Debris-covered glaciers generally exhibit large, gently sloping, slow-flowing tongues. At present, many of these glaciers show high thinning rates despite thick debris cover. Due to the lack of observations, most existing studies have neglected the dynamic interactions between debris cover and glacier evolution over longer time periods. The main aim of this study is to reveal such interactions by reconstructing changes of debris cover, glacier geometry, flow velocities, and surface features of Zmuttgletscher (Switzerland), based on historic maps, satellite images, aerial photographs, and field observations. We show that debris cover extent has increased from ∼13 % to ∼32 % of the total glacier surface since 1859 and that in 2017 the debris is sufficiently thick to reduce ablation compared to bare ice over much of the ablation area. Despite the debris cover, the glacier-wide mass balance of Zmuttgletscher is comparable to that of debris-free glaciers located in similar settings, whereas changes in length and area have been small and delayed by comparison. Increased ice mass input in the 1970s and 1980s resulted in a temporary velocity increase, which led to a local decrease in debris cover extent, a lowering of the upper boundary of the ice-cliff zone, and a strong reduction in ice-cliff area, indicating a dynamic link between flow velocities, debris cover, and surface morphology. Since 2005, the lowermost 1.5 km of the glacier has been quasi-stagnant, despite a slight increase in the surface slope of the glacier tongue. We conclude that the long-term glacier-wide mass balance is mainly governed by climate. The debris cover governs the spatial pattern of elevation change without changing its glacier-wide magnitude, which we explain by the extended ablation area and the enhanced thinning in regions with thin debris further up-glacier and in areas with abundant meltwater channels and ice cliffs.
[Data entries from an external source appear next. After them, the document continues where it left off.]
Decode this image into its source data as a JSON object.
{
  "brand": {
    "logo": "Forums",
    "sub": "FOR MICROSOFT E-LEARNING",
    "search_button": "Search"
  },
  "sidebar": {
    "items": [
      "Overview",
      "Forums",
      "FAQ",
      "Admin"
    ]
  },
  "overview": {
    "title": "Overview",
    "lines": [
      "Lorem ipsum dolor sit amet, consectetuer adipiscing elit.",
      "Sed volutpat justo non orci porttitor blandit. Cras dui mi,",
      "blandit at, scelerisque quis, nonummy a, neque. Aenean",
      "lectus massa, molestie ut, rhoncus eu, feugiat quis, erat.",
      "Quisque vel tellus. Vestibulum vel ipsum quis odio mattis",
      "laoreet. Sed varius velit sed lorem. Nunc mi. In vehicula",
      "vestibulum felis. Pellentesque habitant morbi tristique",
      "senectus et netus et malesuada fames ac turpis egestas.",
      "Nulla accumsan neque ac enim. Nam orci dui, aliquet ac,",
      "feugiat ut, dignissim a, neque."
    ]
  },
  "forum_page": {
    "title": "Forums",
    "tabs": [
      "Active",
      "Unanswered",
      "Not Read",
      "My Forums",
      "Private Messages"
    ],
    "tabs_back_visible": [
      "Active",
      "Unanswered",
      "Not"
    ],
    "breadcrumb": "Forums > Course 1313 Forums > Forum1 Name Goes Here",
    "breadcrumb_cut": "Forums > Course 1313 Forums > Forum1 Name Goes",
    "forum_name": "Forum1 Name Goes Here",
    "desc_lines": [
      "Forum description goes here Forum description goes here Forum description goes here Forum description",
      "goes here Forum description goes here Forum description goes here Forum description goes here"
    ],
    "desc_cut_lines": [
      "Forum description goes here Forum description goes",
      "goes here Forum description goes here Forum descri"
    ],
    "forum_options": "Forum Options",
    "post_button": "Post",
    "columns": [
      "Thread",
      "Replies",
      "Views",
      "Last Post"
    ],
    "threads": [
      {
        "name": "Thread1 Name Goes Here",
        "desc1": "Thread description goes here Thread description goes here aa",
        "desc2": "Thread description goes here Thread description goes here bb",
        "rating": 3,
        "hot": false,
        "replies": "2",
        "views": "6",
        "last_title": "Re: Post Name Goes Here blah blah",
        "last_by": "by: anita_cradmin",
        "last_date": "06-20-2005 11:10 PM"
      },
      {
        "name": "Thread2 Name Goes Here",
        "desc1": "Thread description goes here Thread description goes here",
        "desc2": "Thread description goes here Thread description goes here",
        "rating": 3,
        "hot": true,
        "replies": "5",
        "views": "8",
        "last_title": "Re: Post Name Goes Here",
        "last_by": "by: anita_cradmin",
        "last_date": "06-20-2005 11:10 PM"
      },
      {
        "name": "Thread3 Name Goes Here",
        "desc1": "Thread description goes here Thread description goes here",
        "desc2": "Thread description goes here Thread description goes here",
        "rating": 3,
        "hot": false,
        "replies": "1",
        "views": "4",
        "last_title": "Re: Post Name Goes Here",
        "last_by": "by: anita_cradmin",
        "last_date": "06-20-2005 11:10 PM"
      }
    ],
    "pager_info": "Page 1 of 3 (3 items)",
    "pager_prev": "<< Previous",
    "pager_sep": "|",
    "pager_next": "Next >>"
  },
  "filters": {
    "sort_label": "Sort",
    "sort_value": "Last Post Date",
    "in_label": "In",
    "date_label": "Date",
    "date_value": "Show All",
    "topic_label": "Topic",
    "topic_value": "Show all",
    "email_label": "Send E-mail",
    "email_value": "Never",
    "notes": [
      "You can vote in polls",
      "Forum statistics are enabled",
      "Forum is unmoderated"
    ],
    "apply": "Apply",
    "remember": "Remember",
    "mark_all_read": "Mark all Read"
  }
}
At the same time rising temperatures lead to increasing debris cover and decreasing ice flux, thereby attenuating length and area losses.